Such changes strike deep at the foundations of American life and politics. “Communities lie at the heart of a flourishing democratic society,” Elshtain said. “[They bind us] to other people, a time, and a place.”
During World War II, every household got behind the war effort, buying war bonds, planting victory gardens, and volunteering for civil defense efforts. Americans rode that wave of civic consciousness well into the next decade. But imagine a president today standing up to deliver anything like John F. Kennedy's famous 1961 inaugural message: “Ask not what your country can do for you; ask what you can do for your country.”
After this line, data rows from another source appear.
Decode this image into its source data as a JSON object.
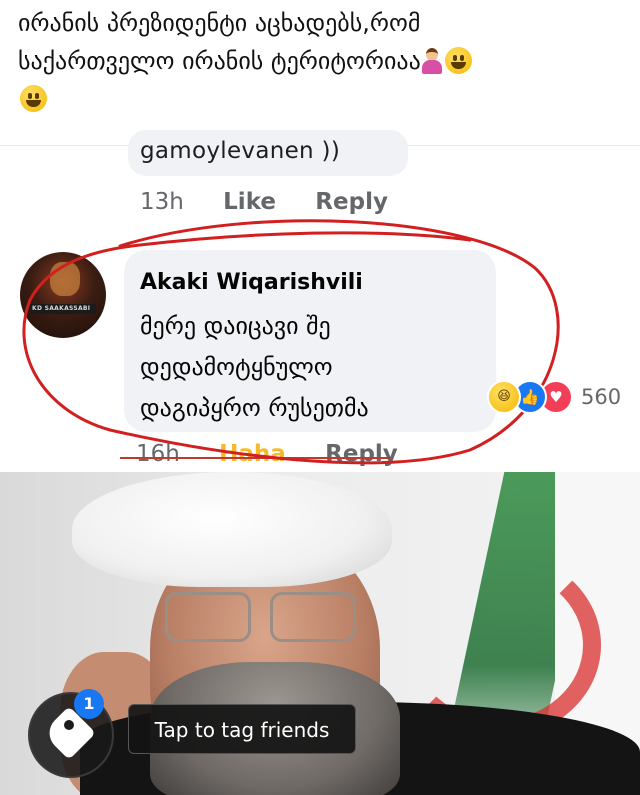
{
  "post": {
    "caption_line1": "ირანის პრეზიდენტი აცხადებს,რომ",
    "caption_line2": "საქართველო ირანის ტერიტორიაა"
  },
  "previous_comment": {
    "text_fragment": "gamoylevanen ))",
    "time": "13h",
    "like_label": "Like",
    "reply_label": "Reply"
  },
  "comment": {
    "author": "Akaki Wiqarishvili",
    "avatar_label": "KD SAAKASSABI",
    "lines": [
      "მერე დაიცავი შე",
      "დედამოტყნულო",
      "დაგიპყრო რუსეთმა"
    ],
    "reaction_count": "560",
    "time": "16h",
    "reaction_label": "Haha",
    "reply_label": "Reply"
  },
  "photo": {
    "tag_badge_count": "1",
    "tag_tooltip": "Tap to tag friends"
  },
  "colors": {
    "bubble": "#f0f2f5",
    "haha": "#f7b928",
    "like_blue": "#1877f2",
    "love_red": "#f33e58",
    "annotation_red": "#d21f1f"
  },
  "icons": [
    "grinning-face-icon",
    "person-shrugging-icon",
    "haha-reaction-icon",
    "like-reaction-icon",
    "love-reaction-icon",
    "tag-icon"
  ]
}
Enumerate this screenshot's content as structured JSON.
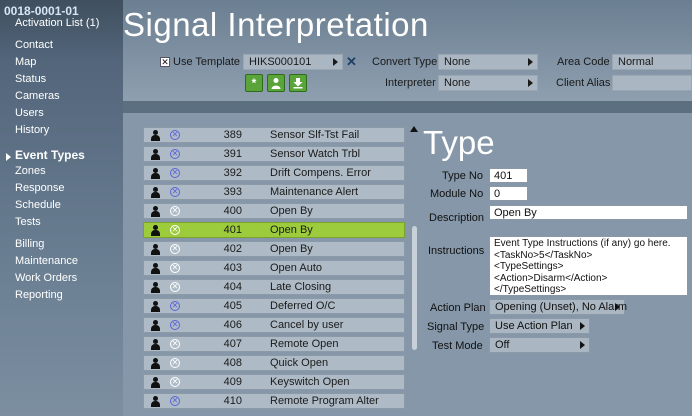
{
  "sidebar": {
    "account": "0018-0001-01",
    "activation_list": "Activation List (1)",
    "items": [
      {
        "label": "Contact"
      },
      {
        "label": "Map"
      },
      {
        "label": "Status"
      },
      {
        "label": "Cameras"
      },
      {
        "label": "Users"
      },
      {
        "label": "History"
      },
      {
        "label": "Event Types",
        "active": true
      },
      {
        "label": "Zones"
      },
      {
        "label": "Response"
      },
      {
        "label": "Schedule"
      },
      {
        "label": "Tests"
      },
      {
        "label": "Billing"
      },
      {
        "label": "Maintenance"
      },
      {
        "label": "Work Orders"
      },
      {
        "label": "Reporting"
      }
    ]
  },
  "header": {
    "title": "Signal Interpretation",
    "use_template_label": "Use Template",
    "use_template_checked": "✕",
    "template_value": "HIKS000101",
    "convert_type_label": "Convert Type",
    "convert_type_value": "None",
    "interpreter_label": "Interpreter",
    "interpreter_value": "None",
    "area_code_label": "Area Code",
    "area_code_value": "Normal",
    "client_alias_label": "Client Alias",
    "client_alias_value": ""
  },
  "events": [
    {
      "num": "389",
      "name": "Sensor Slf-Tst Fail",
      "icon": "blue"
    },
    {
      "num": "391",
      "name": "Sensor Watch Trbl",
      "icon": "blue"
    },
    {
      "num": "392",
      "name": "Drift Compens. Error",
      "icon": "blue"
    },
    {
      "num": "393",
      "name": "Maintenance Alert",
      "icon": "blue"
    },
    {
      "num": "400",
      "name": "Open By",
      "icon": "grey"
    },
    {
      "num": "401",
      "name": "Open By",
      "icon": "grey",
      "selected": true
    },
    {
      "num": "402",
      "name": "Open By",
      "icon": "grey"
    },
    {
      "num": "403",
      "name": "Open Auto",
      "icon": "grey"
    },
    {
      "num": "404",
      "name": "Late Closing",
      "icon": "grey"
    },
    {
      "num": "405",
      "name": "Deferred O/C",
      "icon": "blue"
    },
    {
      "num": "406",
      "name": "Cancel by user",
      "icon": "blue"
    },
    {
      "num": "407",
      "name": "Remote Open",
      "icon": "grey"
    },
    {
      "num": "408",
      "name": "Quick Open",
      "icon": "grey"
    },
    {
      "num": "409",
      "name": "Keyswitch Open",
      "icon": "grey"
    },
    {
      "num": "410",
      "name": "Remote Program Alter",
      "icon": "blue"
    }
  ],
  "detail": {
    "heading": "Type",
    "type_no_label": "Type No",
    "type_no": "401",
    "module_no_label": "Module No",
    "module_no": "0",
    "description_label": "Description",
    "description": "Open By",
    "instructions_label": "Instructions",
    "instructions": "Event Type Instructions (if any) go here.\n<TaskNo>5</TaskNo>\n<TypeSettings>\n<Action>Disarm</Action>\n</TypeSettings>",
    "action_plan_label": "Action Plan",
    "action_plan": "Opening (Unset), No Alarm",
    "signal_type_label": "Signal Type",
    "signal_type": "Use Action Plan",
    "test_mode_label": "Test Mode",
    "test_mode": "Off"
  },
  "colors": {
    "selected_row": "#9ccc3c",
    "row": "#aebbc6",
    "accent_button": "#5aa43a"
  }
}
If America’s democratic principles are indeed at risk, what can be done to save them? From Leach’s point of view, a change for the better needs to start with the public. If voters don’t reward combative, partisan politics, it won’t flourish; if they start rewarding public servants for quality and decency, the tide will shift.
Elshtain says that the answer is “to simultaneously be kinder and more demanding of what we expect from our leaders and from ourselves.” Her words echo Baird’s sentiments from 1952, when he told those UI students, “We come back to this familiar matter of your responsibility. All citizens, official or not, must be held accountable for what they say or write.”
Historically, institutes of higher education have been a critical resource for instilling and practicing such democratic principles. As in Baird’s time, the UI today continues to teach students to question and explore in their search for truth—while also respecting diversity of values and beliefs. Like many other institutions around the country, Iowa also recently began to introduce students to the concept of civic engagement. The Community-Based Learning Program aims to “actively promote students’ life-long citizenship and learning” by involving them with off-campus communities through volunteerism, service learning courses, and nonprofit internships.
Beyond the academic realm, numerous organizations like the Public Conversations Project, the Project on Civil Reflection, and CIRCLE, the Center for Information & Research on Civic Learning and Engagement, are spearheading similar efforts to revive America’s civic spirit and engagement.
Of course, there’s no easy road back to a more civil public discourse, but positive signs are beginning to appear. Around the country, schools actively promote anti-bullying campaigns, media engage in tighter monitoring of comments on their websites, and moderators during this fall’s Republican presidential debates gently reminded candidates to stick to the question.
And, just a few weeks ago in Iowa, national media witnessed the epitome of civil discourse at the caucuses. Organizers of the UI symposium deliberately timed the conference to fall close to these important four-year events. Across Iowa, thousands of voters gathered at libraries, schools, and homes to determine the best potential presidential candidate.
They expressed their views and exchanged ideas. They argued, but they also listened—to each other’s perspectives, and to the sound of democracy in action.
Jennifer Hemmingsen, 02BA, 04MA, is a newspaper columnist and freelance writer in Iowa City.
Some information in this article courtesy of: Papers of A. Craig Baird, University of Iowa Archives, Iowa City, Iowa.